Over the next few months, interns and volunteers on the Reflections project will write a few blog posts to discuss their experience working on the project and some of the research materials they have uncovered. This time volunteer and Newcastle City Guide Pat Stevens
I came to the “Reflections of Newcastle 1914-18” project as a Newcastle City Guide with an interest in women’s history, having put together a walk about the suffragettes in Newcastle. During this I discovered Lisbeth Simm, one of the few working class women documented during this period. She was born Elisabeth Dodds, the daughter of a miner in Cramlington, which was then a mining village. She became a teacher through the pupil teacher route, marrying a local Labour man from the same pit village, Matt Simm. She wrote a column for the Labour newspaper the Northern Democrat under the name of “Ledron” that focused on the social conditions in the North East and tried to encourage women to take an active part in politics. She was a member of the Women’s Social and Political Union (WSPU) but disliked the middle class element of the movement, and became an organizer for the Women’s Labour League (WLL). This movement existed between 1906 and 1918 and Lisbeth recruited women throughout the North East. She was passionate about involving women in politics and improving the lives of working people. Her commitment was to the welfare of women and children.
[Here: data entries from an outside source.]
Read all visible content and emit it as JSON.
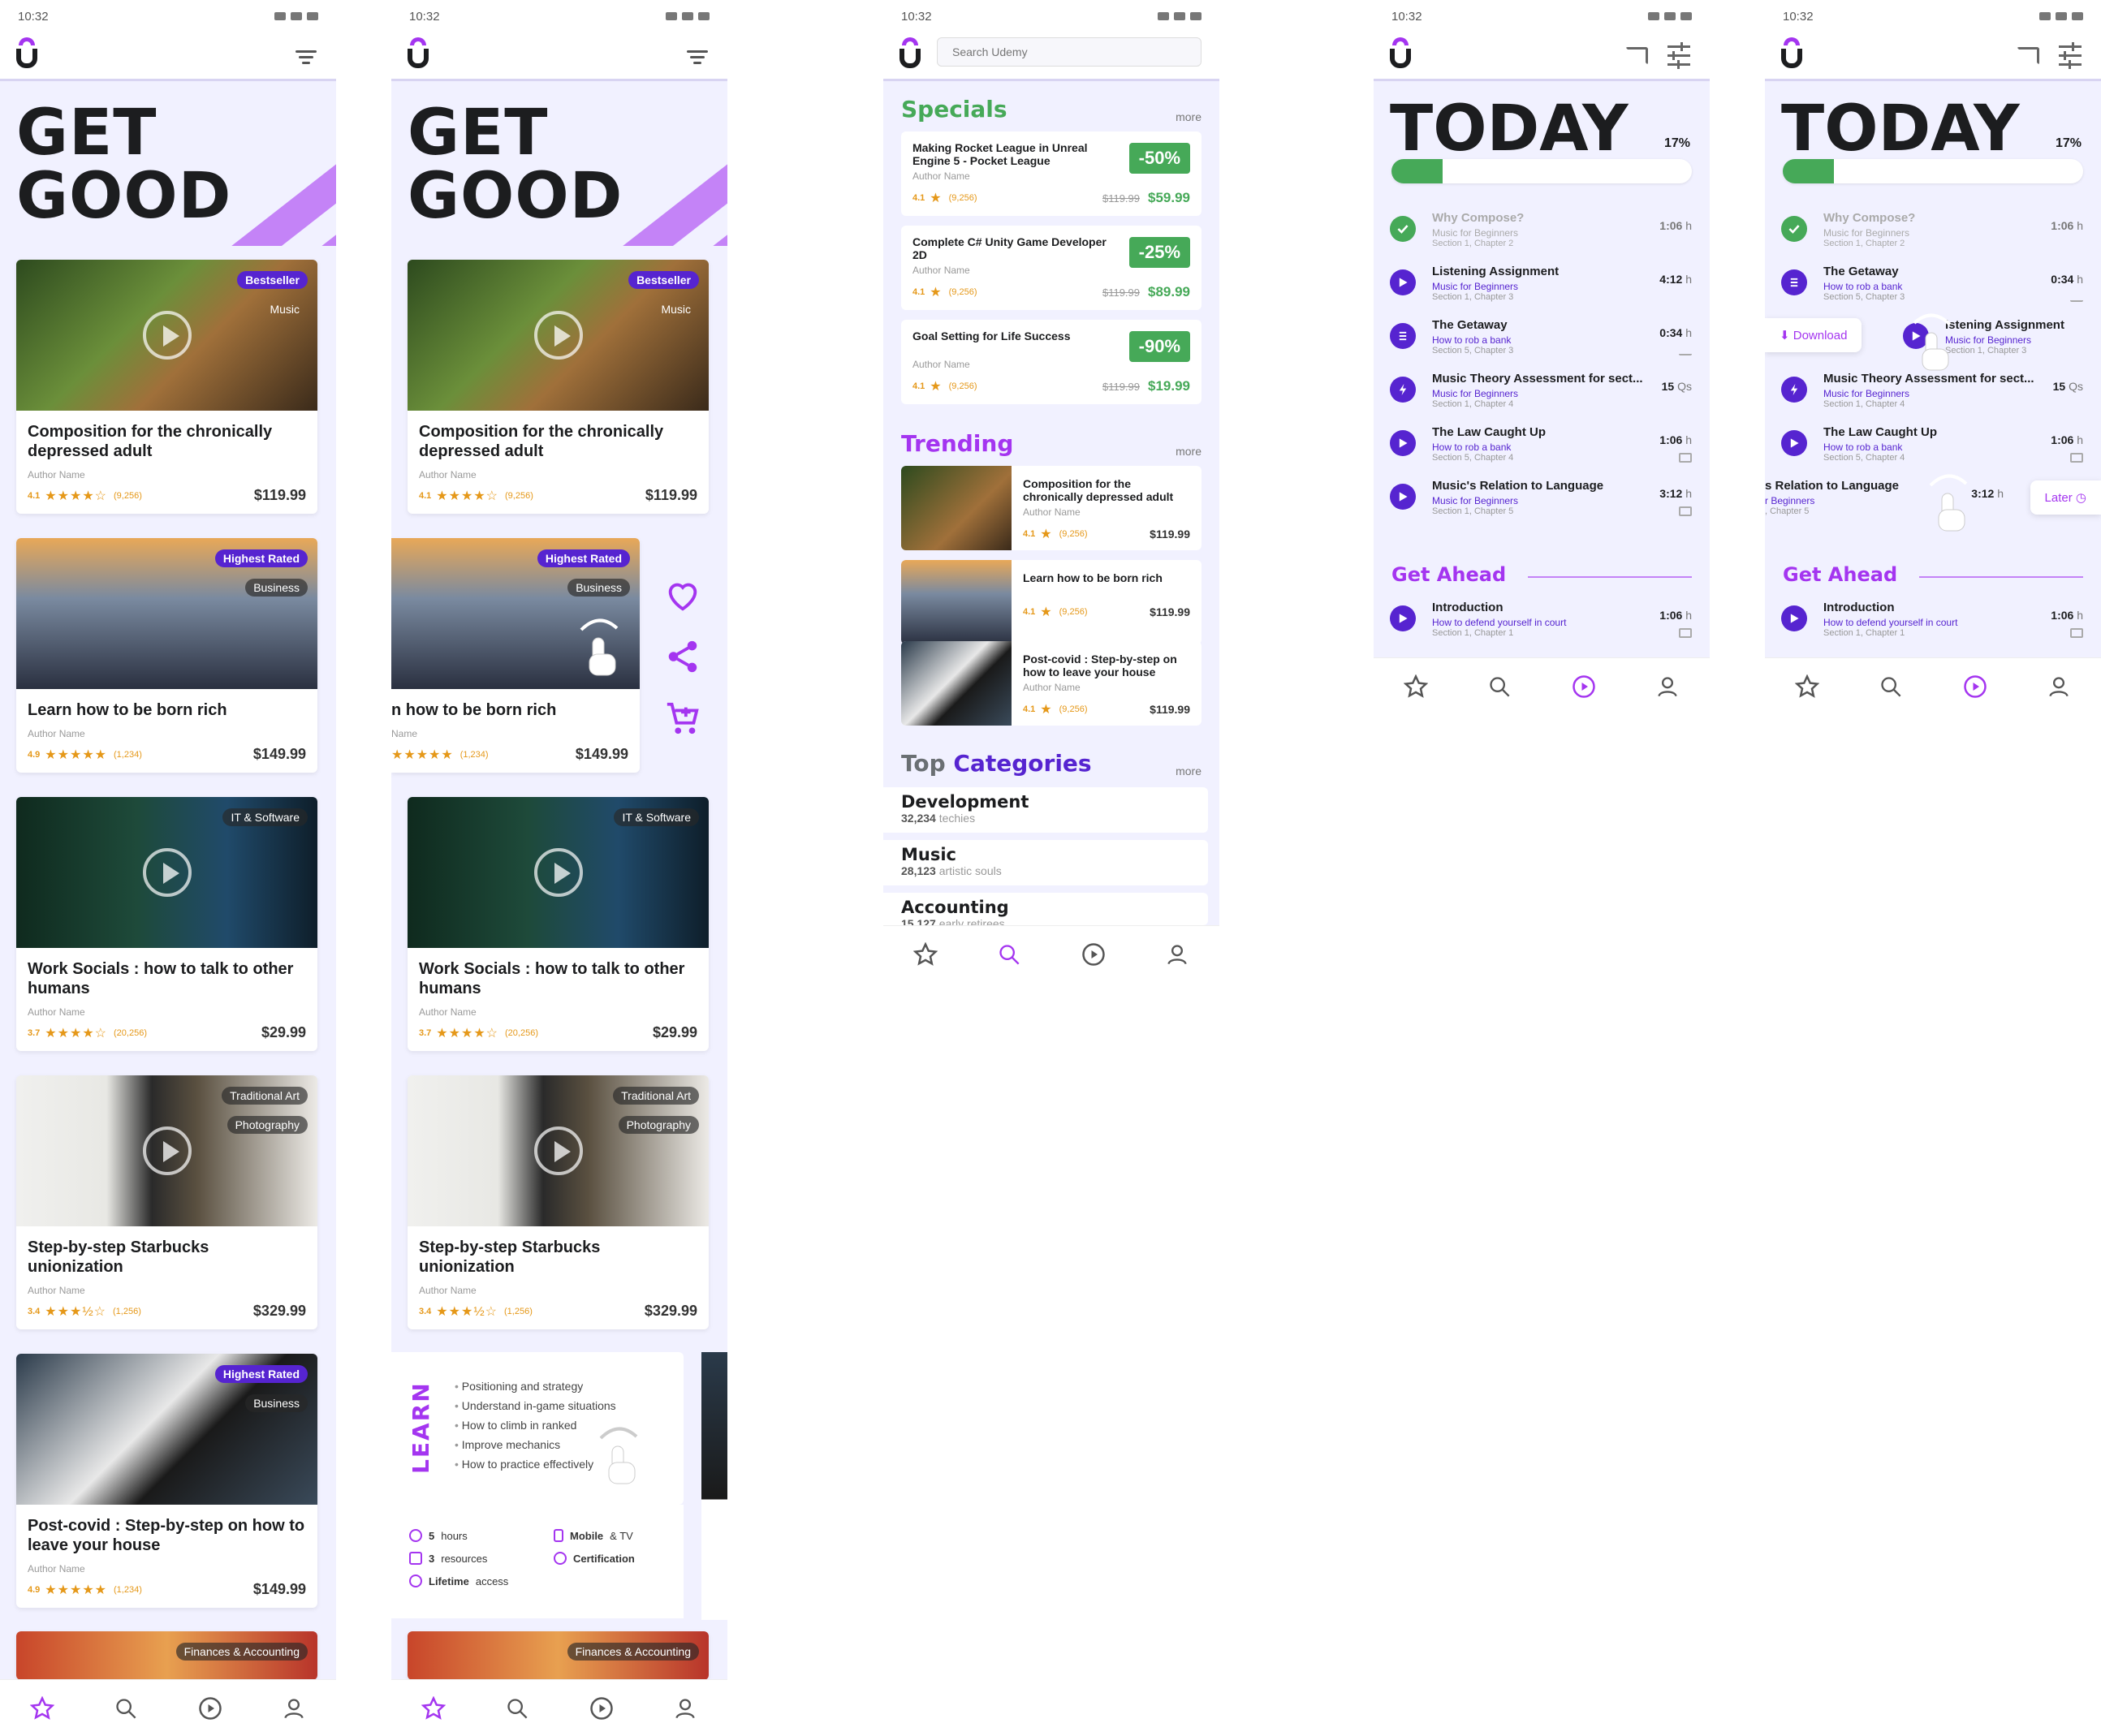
{
  "status_time": "10:32",
  "colors": {
    "accent": "#a435f0",
    "deep_purple": "#5624d0",
    "green": "#46a958",
    "bg": "#f1f1ff",
    "star": "#e59819"
  },
  "home": {
    "hero_line1": "GET",
    "hero_line2": "GOOD",
    "cards": [
      {
        "title": "Composition for the chronically depressed adult",
        "author": "Author Name",
        "rating": "4.1",
        "stars": "★★★★☆",
        "count": "(9,256)",
        "price": "$119.99",
        "tag1": "Bestseller",
        "tag2": "Music"
      },
      {
        "title": "Learn how to be born rich",
        "author": "Author Name",
        "rating": "4.9",
        "stars": "★★★★★",
        "count": "(1,234)",
        "price": "$149.99",
        "tag1": "Highest Rated",
        "tag2": "Business"
      },
      {
        "title": "Work Socials : how to talk to other humans",
        "author": "Author Name",
        "rating": "3.7",
        "stars": "★★★★☆",
        "count": "(20,256)",
        "price": "$29.99",
        "tag1": "IT & Software"
      },
      {
        "title": "Step-by-step Starbucks unionization",
        "author": "Author Name",
        "rating": "3.4",
        "stars": "★★★½☆",
        "count": "(1,256)",
        "price": "$329.99",
        "tag1": "Traditional Art",
        "tag2": "Photography"
      },
      {
        "title": "Post-covid : Step-by-step on how to leave your house",
        "author": "Author Name",
        "rating": "4.9",
        "stars": "★★★★★",
        "count": "(1,234)",
        "price": "$149.99",
        "tag1": "Highest Rated",
        "tag2": "Business"
      },
      {
        "tag1": "Finances & Accounting"
      }
    ],
    "card2_clipped_title": "n how to be born rich",
    "card2_clipped_author": "Name",
    "learn": {
      "word": "LEARN",
      "items": [
        "Positioning and strategy",
        "Understand in-game situations",
        "How to climb in ranked",
        "Improve mechanics",
        "How to practice effectively"
      ],
      "hours_num": "5",
      "hours_txt": "hours",
      "res_num": "3",
      "res_txt": "resources",
      "lifetime_b": "Lifetime",
      "lifetime_txt": "access",
      "mobile_b": "Mobile",
      "mobile_txt": "& TV",
      "cert": "Certification"
    }
  },
  "search": {
    "placeholder": "Search Udemy",
    "specials_title": "Specials",
    "more": "more",
    "specials": [
      {
        "title": "Making Rocket League in Unreal Engine 5 - Pocket League",
        "author": "Author Name",
        "rating": "4.1",
        "count": "(9,256)",
        "discount": "-50%",
        "old": "$119.99",
        "new": "$59.99"
      },
      {
        "title": "Complete C# Unity Game Developer 2D",
        "author": "Author Name",
        "rating": "4.1",
        "count": "(9,256)",
        "discount": "-25%",
        "old": "$119.99",
        "new": "$89.99"
      },
      {
        "title": "Goal Setting for Life Success",
        "author": "Author Name",
        "rating": "4.1",
        "count": "(9,256)",
        "discount": "-90%",
        "old": "$119.99",
        "new": "$19.99"
      }
    ],
    "trending_title": "Trending",
    "trending": [
      {
        "title": "Composition for the chronically depressed adult",
        "author": "Author Name",
        "rating": "4.1",
        "count": "(9,256)",
        "price": "$119.99"
      },
      {
        "title": "Learn how to be born rich",
        "author": "",
        "rating": "4.1",
        "count": "(9,256)",
        "price": "$119.99"
      },
      {
        "title": "Post-covid : Step-by-step on how to leave your house",
        "author": "Author Name",
        "rating": "4.1",
        "count": "(9,256)",
        "price": "$119.99"
      }
    ],
    "top_title_a": "Top",
    "top_title_b": "Categories",
    "categories": [
      {
        "name": "Development",
        "count": "32,234",
        "label": "techies"
      },
      {
        "name": "Music",
        "count": "28,123",
        "label": "artistic souls"
      },
      {
        "name": "Accounting",
        "count": "15,127",
        "label": "early retirees"
      }
    ]
  },
  "learning": {
    "title": "TODAY",
    "percent": "17%",
    "progress": 0.17,
    "lessons": [
      {
        "title": "Why Compose?",
        "course": "Music for Beginners",
        "section": "Section 1, Chapter 2",
        "dur": "1:06",
        "unit": "h",
        "icon": "check"
      },
      {
        "title": "Listening Assignment",
        "course": "Music for Beginners",
        "section": "Section 1, Chapter 3",
        "dur": "4:12",
        "unit": "h",
        "icon": "play"
      },
      {
        "title": "The Getaway",
        "course": "How to rob a bank",
        "section": "Section 5, Chapter 3",
        "dur": "0:34",
        "unit": "h",
        "icon": "doc"
      },
      {
        "title": "Music Theory Assessment for sect...",
        "course": "Music for Beginners",
        "section": "Section 1, Chapter 4",
        "dur": "15",
        "unit": "Qs",
        "icon": "bolt"
      },
      {
        "title": "The Law Caught Up",
        "course": "How to rob a bank",
        "section": "Section 5, Chapter 4",
        "dur": "1:06",
        "unit": "h",
        "icon": "play"
      },
      {
        "title": "Music's Relation to Language",
        "course": "Music for Beginners",
        "section": "Section 1, Chapter 5",
        "dur": "3:12",
        "unit": "h",
        "icon": "play"
      }
    ],
    "get_ahead": "Get Ahead",
    "ahead": {
      "title": "Introduction",
      "course": "How to defend yourself in court",
      "section": "Section 1, Chapter 1",
      "dur": "1:06",
      "unit": "h"
    },
    "download": "Download",
    "later": "Later",
    "s5_clip_title": "s Relation to Language",
    "s5_clip_course": "r Beginners",
    "s5_clip_section": ", Chapter 5",
    "s5_listen_title": "istening Assignment",
    "s5_listen_section": "Section 1, Chapter 3"
  }
}
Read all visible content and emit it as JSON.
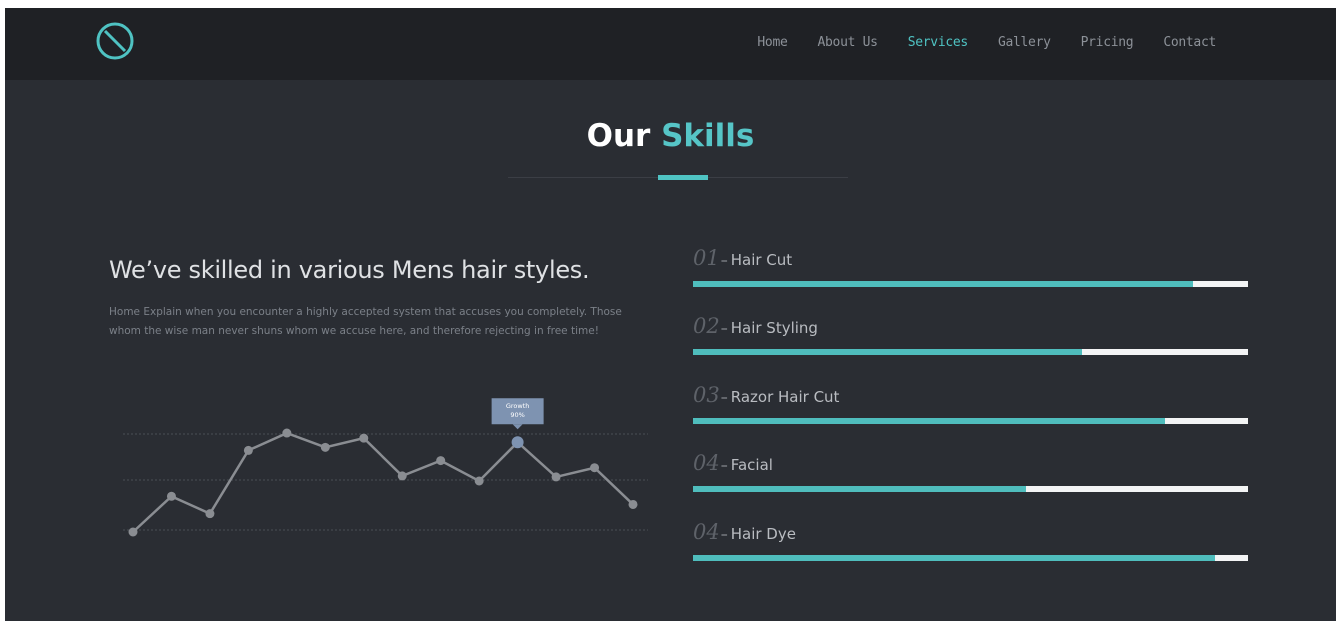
{
  "nav": {
    "items": [
      {
        "label": "Home",
        "active": false
      },
      {
        "label": "About Us",
        "active": false
      },
      {
        "label": "Services",
        "active": true
      },
      {
        "label": "Gallery",
        "active": false
      },
      {
        "label": "Pricing",
        "active": false
      },
      {
        "label": "Contact",
        "active": false
      }
    ],
    "logo_icon": "circle-slash-icon"
  },
  "section": {
    "title_plain": "Our",
    "title_accent": "Skills"
  },
  "intro": {
    "headline": "We’ve skilled in various Mens hair styles.",
    "description": "Home Explain when you encounter a highly accepted system that accuses you completely. Those whom the wise man never shuns whom we accuse here, and therefore rejecting in free time!"
  },
  "chart_data": {
    "type": "line",
    "values": [
      0,
      35,
      18,
      80,
      97,
      83,
      92,
      55,
      70,
      50,
      88,
      54,
      63,
      27
    ],
    "ylim": [
      0,
      100
    ],
    "highlight_index": 10,
    "tooltip": {
      "line1": "Growth",
      "line2": "90%"
    },
    "grid": true
  },
  "skills": [
    {
      "number": "01",
      "name": "Hair Cut",
      "percent": 90
    },
    {
      "number": "02",
      "name": "Hair Styling",
      "percent": 70
    },
    {
      "number": "03",
      "name": "Razor Hair Cut",
      "percent": 85
    },
    {
      "number": "04",
      "name": "Facial",
      "percent": 60
    },
    {
      "number": "04",
      "name": "Hair Dye",
      "percent": 94
    }
  ],
  "colors": {
    "accent": "#4fc3c3",
    "background": "#2a2d33",
    "navbar": "#1f2125",
    "chart_line": "#8a8d92",
    "highlight": "#7e93b1"
  }
}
In the North East there were around 20 local branches of the WLL in communities from cities like Newcastle to mining villages like Crook, most as a result of Lisbeth’s work. When war broke out Lisbeth must have had conflicting feelings, she was not a pacifist, but she was an internationalist and a socialist. She was concerned firstly for the welfare of families left when men were killed, and later for the feeding and care of the children of women working in the munitions factories. The WLL certainly opposed the war and the actions of the government. In 1915 the NE conference voted to affiliate with the Union of Democratic Control, a cross party organization which, although not pacifist, questioned the reasons for the war. One speaker said, “Talk about fighting for our country. We have no country to fight for; we can hardly live for people getting rich out of the war and plundering the poor dependents of those who are fighting.” (Newcastle Daily Journal Feb 9th, 1915)
In 1918 the WLL was amalgamated into the Labour Party. Of the four women who stood for parliament in 1918 two had WLL connections. Lisbeth Simm might have been expected to stand, but the death of her daughter Edna in September 1918 seems to mark the end of her involvement with women’s politics. However in 1919 she is sent to Australia to look at the opportunities for migrant women.
The 1915 meeting of the North East WLL was held in the William Morris club in Newcastle, something that sent my research off in another direction as sometimes happens.